Work instructions - Output the data word for word, dropping every image.

Available records -
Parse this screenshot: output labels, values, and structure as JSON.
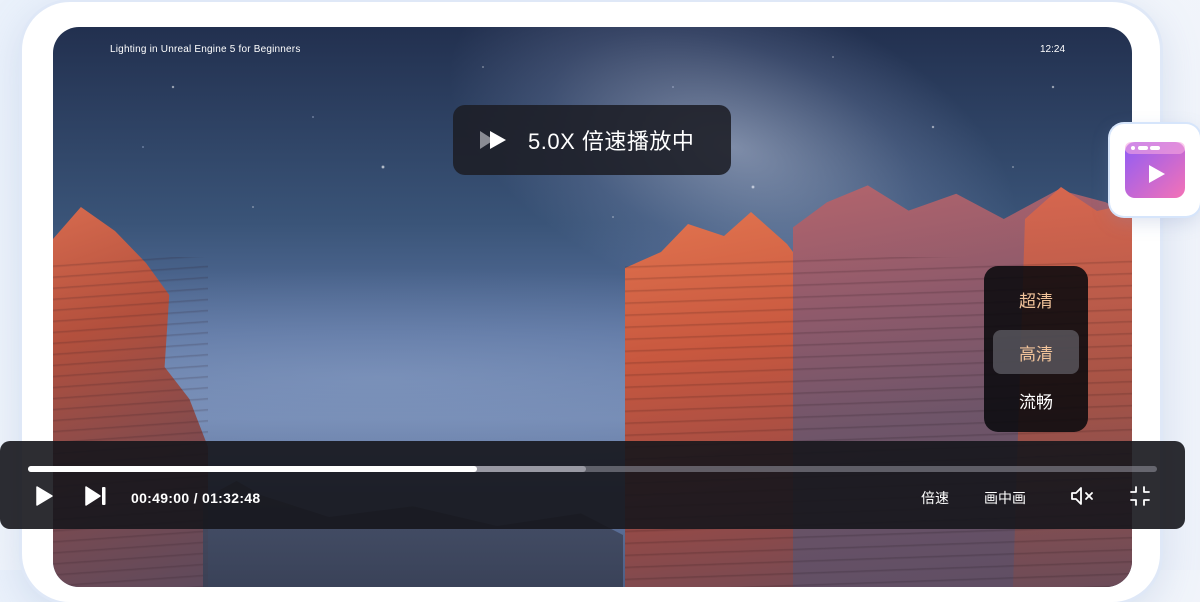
{
  "video": {
    "title": "Lighting in Unreal Engine 5 for Beginners",
    "clock": "12:24"
  },
  "speed_toast": {
    "icon": "fast-forward-icon",
    "text": "5.0X 倍速播放中"
  },
  "quality_menu": {
    "options": [
      "超清",
      "高清",
      "流畅"
    ],
    "selected": "高清"
  },
  "controls": {
    "time": "00:49:00 / 01:32:48",
    "progress": 0.398,
    "buffered": 0.494,
    "speed_label": "倍速",
    "pip_label": "画中画",
    "icons": {
      "play": "play-icon",
      "next": "skip-next-icon",
      "mute": "volume-mute-icon",
      "exit_fullscreen": "exit-fullscreen-icon"
    }
  },
  "app_icon": {
    "name": "video-player-app-icon",
    "colors": [
      "#8f5cf6",
      "#f472b6"
    ]
  }
}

Final answer -
Parse this screenshot: output labels, values, and structure as JSON.
{
  "video": {
    "title": "Lighting in Unreal Engine 5 for Beginners",
    "clock": "12:24"
  },
  "speed_toast": {
    "icon": "fast-forward-icon",
    "text": "5.0X 倍速播放中"
  },
  "quality_menu": {
    "options": [
      "超清",
      "高清",
      "流畅"
    ],
    "selected": "高清"
  },
  "controls": {
    "time": "00:49:00 / 01:32:48",
    "progress": 0.398,
    "buffered": 0.494,
    "speed_label": "倍速",
    "pip_label": "画中画",
    "icons": {
      "play": "play-icon",
      "next": "skip-next-icon",
      "mute": "volume-mute-icon",
      "exit_fullscreen": "exit-fullscreen-icon"
    }
  },
  "app_icon": {
    "name": "video-player-app-icon",
    "colors": [
      "#8f5cf6",
      "#f472b6"
    ]
  }
}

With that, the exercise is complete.